I first heard of Lisa Samson
when I read one of her books, Songbird. For some
reason this book reminded me of the movie Beaches with Bette Midler.
Anyway, I loved the book and was impressed with how edgy it was. I
didn’t even write fiction at the time. I was just a regular fiction
reader. Then years later when I was not only an author myself, but also
a fiction reviewer, I read another great book by Lisa Samson called Straight
Up. I was so impressed with the realism in the story that I
wrote one of my best reviews ever. Since then I’ve read most of the Hollywood
Nobody series as well as The Passion of Mary
Margaret (an amazing novel!) Since Lisa really knows how to
write unconventional stories with passion and insight, I’ve grown to
love and admire her as an author. Now I want her to share her story.
Presenting Lisa Samson…
stood before the general fiction section in the Barnes & Noble
store at Baltimore’s Inner Harbor when the epiphany arrived. For years
I’d written historical fiction because that’s what I’d read growing up.
Victoria Holt (aka Jean Plaidy) and I had a thing going for years. It
was also the mainstay of Christian fiction in the early nineties when I
began writing. But increasingly, my reading tastes changed to women’s
fiction, and I began paying close attention to craft. As a result, my
writing interests changed as well. While writing my last historical
series, Shades of Eternity, my “sanity project” lived in a subversive
file on my computer.
Something inside told me that if
you need a sanity project, maybe the alley you’ve been heading down for
years is opening up to something else. Best be on the lookout. This was
in the beginning of the Oprah Book Club when many new authors burst
onto the scene. I had never read works like these, but I ate up some of
it. It was then I realized this genre was called “women’s fiction.” The
sanity project arrived soon after.
One evening, my editor had come
to town, and after dining at the harbor, we ventured over to Barnes
& Noble because, well, we all love books, right? I checked out
the inspy fiction section, delighted to see my work had finally made it
into one of the big chain stores. Naturally, I turned it face out
(admit it, you do it too!) then headed over to see if I could pick up a
new Anne Tyler book. I thought about my sanity project, thought about
what I wanted to read and said, “I want to write these kinds of
won’t make any money doing that,” my inner voice said.
Then I remembered my sales
figures. “Hey, you’re not making any money now! You might as well not
make money writing what you want to write.”
Other novelist friends read a
bit of what I’d been writing and said, “You’d be crazy not to write

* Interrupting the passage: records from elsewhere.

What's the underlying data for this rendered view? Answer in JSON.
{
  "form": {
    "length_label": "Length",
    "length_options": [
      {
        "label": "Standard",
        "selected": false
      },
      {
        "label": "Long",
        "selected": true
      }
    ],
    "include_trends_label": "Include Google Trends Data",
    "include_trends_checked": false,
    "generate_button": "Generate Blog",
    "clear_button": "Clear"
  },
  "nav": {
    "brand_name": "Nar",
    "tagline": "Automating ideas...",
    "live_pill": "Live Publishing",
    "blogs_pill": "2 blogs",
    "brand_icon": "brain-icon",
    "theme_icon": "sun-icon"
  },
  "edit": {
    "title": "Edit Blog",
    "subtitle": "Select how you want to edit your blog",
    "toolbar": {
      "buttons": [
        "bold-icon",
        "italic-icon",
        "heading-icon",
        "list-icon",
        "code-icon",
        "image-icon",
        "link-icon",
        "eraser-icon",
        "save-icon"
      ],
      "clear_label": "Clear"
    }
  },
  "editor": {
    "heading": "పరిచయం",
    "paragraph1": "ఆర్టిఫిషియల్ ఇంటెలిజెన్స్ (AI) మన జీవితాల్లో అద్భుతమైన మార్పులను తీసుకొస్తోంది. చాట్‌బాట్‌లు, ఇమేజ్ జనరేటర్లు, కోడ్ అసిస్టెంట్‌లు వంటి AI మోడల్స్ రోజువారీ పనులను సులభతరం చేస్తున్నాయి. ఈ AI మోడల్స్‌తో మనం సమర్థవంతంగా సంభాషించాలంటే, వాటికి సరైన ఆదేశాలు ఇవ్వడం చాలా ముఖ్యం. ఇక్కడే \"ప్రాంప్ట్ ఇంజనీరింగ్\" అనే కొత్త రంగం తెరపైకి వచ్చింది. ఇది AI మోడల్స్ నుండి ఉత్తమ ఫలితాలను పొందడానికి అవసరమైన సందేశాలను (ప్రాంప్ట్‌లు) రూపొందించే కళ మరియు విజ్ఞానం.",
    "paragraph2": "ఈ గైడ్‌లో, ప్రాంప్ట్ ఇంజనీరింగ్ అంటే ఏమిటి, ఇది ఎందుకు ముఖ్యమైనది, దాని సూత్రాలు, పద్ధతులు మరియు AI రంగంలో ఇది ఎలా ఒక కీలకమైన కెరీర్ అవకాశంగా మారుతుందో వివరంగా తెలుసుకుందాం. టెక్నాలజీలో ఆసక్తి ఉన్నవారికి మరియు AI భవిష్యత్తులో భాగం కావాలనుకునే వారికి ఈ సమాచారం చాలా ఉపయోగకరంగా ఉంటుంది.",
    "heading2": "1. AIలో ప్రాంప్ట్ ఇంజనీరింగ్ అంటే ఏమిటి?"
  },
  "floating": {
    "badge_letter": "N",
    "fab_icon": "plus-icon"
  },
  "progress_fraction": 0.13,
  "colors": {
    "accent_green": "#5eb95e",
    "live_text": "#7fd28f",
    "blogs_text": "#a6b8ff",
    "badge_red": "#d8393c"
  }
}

like this.” Another simply said, “Lisa, go for it.”
I started afresh, leaving the
sanity project in its file, and began The Church Ladies.

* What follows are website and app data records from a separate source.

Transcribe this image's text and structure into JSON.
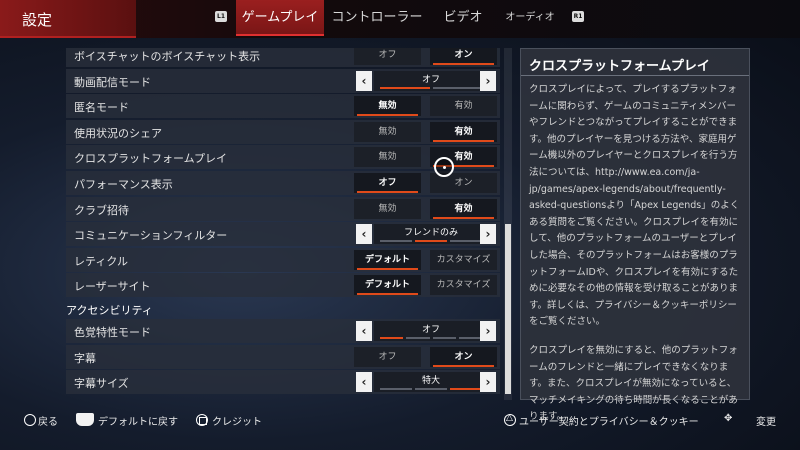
{
  "header": {
    "title": "設定",
    "l1": "L1",
    "r1": "R1",
    "tabs": [
      "ゲームプレイ",
      "コントローラー",
      "ビデオ",
      "オーディオ"
    ]
  },
  "settings": [
    {
      "label": "ボイスチャットのボイスチャット表示",
      "type": "toggle",
      "options": [
        "オフ",
        "オン"
      ],
      "selected": 1
    },
    {
      "label": "動画配信モード",
      "type": "select",
      "value": "オフ",
      "steps": 2,
      "index": 0
    },
    {
      "label": "匿名モード",
      "type": "toggle",
      "options": [
        "無効",
        "有効"
      ],
      "selected": 0
    },
    {
      "label": "使用状況のシェア",
      "type": "toggle",
      "options": [
        "無効",
        "有効"
      ],
      "selected": 1
    },
    {
      "label": "クロスプラットフォームプレイ",
      "type": "toggle",
      "options": [
        "無効",
        "有効"
      ],
      "selected": 1
    },
    {
      "label": "パフォーマンス表示",
      "type": "toggle",
      "options": [
        "オフ",
        "オン"
      ],
      "selected": 0
    },
    {
      "label": "クラブ招待",
      "type": "toggle",
      "options": [
        "無効",
        "有効"
      ],
      "selected": 1
    },
    {
      "label": "コミュニケーションフィルター",
      "type": "select",
      "value": "フレンドのみ",
      "steps": 3,
      "index": 1
    },
    {
      "label": "レティクル",
      "type": "toggle",
      "options": [
        "デフォルト",
        "カスタマイズ"
      ],
      "selected": 0
    },
    {
      "label": "レーザーサイト",
      "type": "toggle",
      "options": [
        "デフォルト",
        "カスタマイズ"
      ],
      "selected": 0
    }
  ],
  "section_title": "アクセシビリティ",
  "accessibility": [
    {
      "label": "色覚特性モード",
      "type": "select",
      "value": "オフ",
      "steps": 4,
      "index": 0
    },
    {
      "label": "字幕",
      "type": "toggle",
      "options": [
        "オフ",
        "オン"
      ],
      "selected": 1
    },
    {
      "label": "字幕サイズ",
      "type": "select",
      "value": "特大",
      "steps": 3,
      "index": 2
    }
  ],
  "info": {
    "title": "クロスプラットフォームプレイ",
    "para1": "クロスプレイによって、プレイするプラットフォームに関わらず、ゲームのコミュニティメンバーやフレンドとつながってプレイすることができます。他のプレイヤーを見つける方法や、家庭用ゲーム機以外のプレイヤーとクロスプレイを行う方法については、http://www.ea.com/ja-jp/games/apex-legends/about/frequently-asked-questionsより「Apex Legends」のよくある質問をご覧ください。クロスプレイを有効にして、他のプラットフォームのユーザーとプレイした場合、そのプラットフォームはお客様のプラットフォームIDや、クロスプレイを有効にするために必要なその他の情報を受け取ることがあります。詳しくは、プライバシー＆クッキーポリシーをご覧ください。",
    "para2": "クロスプレイを無効にすると、他のプラットフォームのフレンドと一緒にプレイできなくなります。また、クロスプレイが無効になっていると、マッチメイキングの待ち時間が長くなることがあります。"
  },
  "footer": {
    "back": "戻る",
    "reset": "デフォルトに戻す",
    "credits": "クレジット",
    "terms": "ユーザー契約とプライバシー＆クッキー",
    "change": "変更"
  },
  "colors": {
    "accent": "#e04a1a",
    "header_red": "#8a1a1a"
  }
}
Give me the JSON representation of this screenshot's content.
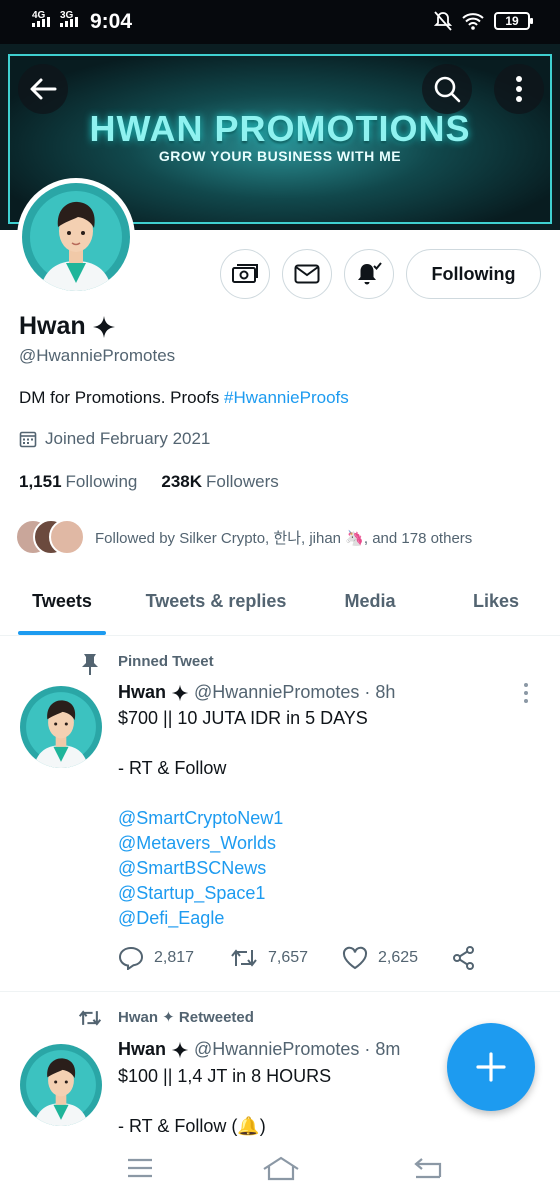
{
  "status_bar": {
    "net1": "4G",
    "net2": "3G",
    "time": "9:04",
    "battery": "19"
  },
  "banner": {
    "title": "HWAN PROMOTIONS",
    "subtitle": "GROW YOUR BUSINESS WITH ME",
    "accent_color": "#3fd0d0"
  },
  "profile": {
    "name": "Hwan",
    "handle": "@HwanniePromotes",
    "bio_text": "DM for Promotions. Proofs ",
    "bio_link": "#HwannieProofs",
    "joined": "Joined February 2021",
    "following_count": "1,151",
    "following_label": "Following",
    "followers_count": "238K",
    "followers_label": "Followers",
    "followed_by": "Followed by Silker Crypto, 한나, jihan 🦄, and 178 others",
    "follow_button": "Following"
  },
  "tabs": [
    {
      "label": "Tweets",
      "active": true
    },
    {
      "label": "Tweets & replies",
      "active": false
    },
    {
      "label": "Media",
      "active": false
    },
    {
      "label": "Likes",
      "active": false
    }
  ],
  "tweets": [
    {
      "context": "Pinned Tweet",
      "context_icon": "pin-icon",
      "name": "Hwan",
      "handle": "@HwanniePromotes",
      "time": "· 8h",
      "lines": [
        "$700 || 10 JUTA IDR in 5 DAYS",
        "",
        "- RT & Follow",
        "",
        "@SmartCryptoNew1",
        "@Metavers_Worlds",
        "@SmartBSCNews",
        "@Startup_Space1",
        "@Defi_Eagle"
      ],
      "replies": "2,817",
      "retweets": "7,657",
      "likes": "2,625"
    },
    {
      "context": "Hwan ✦ Retweeted",
      "context_icon": "retweet-icon",
      "name": "Hwan",
      "handle": "@HwanniePromotes",
      "time": "· 8m",
      "lines": [
        "$100 || 1,4 JT in 8 HOURS",
        "",
        "- RT & Follow (🔔)"
      ]
    }
  ],
  "colors": {
    "link": "#1d9bf0",
    "muted": "#536471",
    "text": "#0f1419"
  }
}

I wanted my character to be as real, annoying, fragile, and honest as
she could be. I wanted Poppy Fraser to be the antithesis, inside, of
what a “good Christian lady” should be. Like me, I wanted her faith to
be a struggle. Poppy doesn’t have all the answers. She just asks really
good questions. And sometimes God remains silent.
For me, this is the crux of why
my writing has never hit the big time: It’s uncomfortable, but it’s
real; it doesn’t always let the reader go with an easy answer to life’s
problems. It’s not self-help in a story. I just write stories about
grace, forgiveness, pain, failures, and that God’s not scared to work
His way into the mix even if we hear only our own heart at times,
beating wildly and asking for Him to appear, maybe even hoping He won’t
just yet. It’s all I’ve got to say. Because it’s all I know.
Will the broader audience ever
catch on? I have no idea. But I can’t think about that too much or I’d
second guess this whole writing thing. Does God want me to do this? If
He’s not blessing abundantly, am I out of His will? Thankfully, He
encourages me other ways: good reviews and great writing friends and
faithful readers. It’s enough because I’ve decided it has to be.
Oh yes, my sanity project
eventually released, entitled Women’s Intuition.
Lisa Samson is the author of
twenty-eight books, including Christy Award–winning Songbird
and Hollywood Nobody. Her novel Quaker
Summer, Women of Faith’s Novel of the Year for 2007, was also
one of Publishers Weekly’s best books of 2007 and
the recipient of Christianity Today’s Book Award
for fiction 2008. Her latest novel is The Passion of
Mary-Margaret. She and her husband, Will, use their home in
urban Lexington, Kentucky, as a house of hospitality, where you can
find three kids, one cat, and thirteen chickens.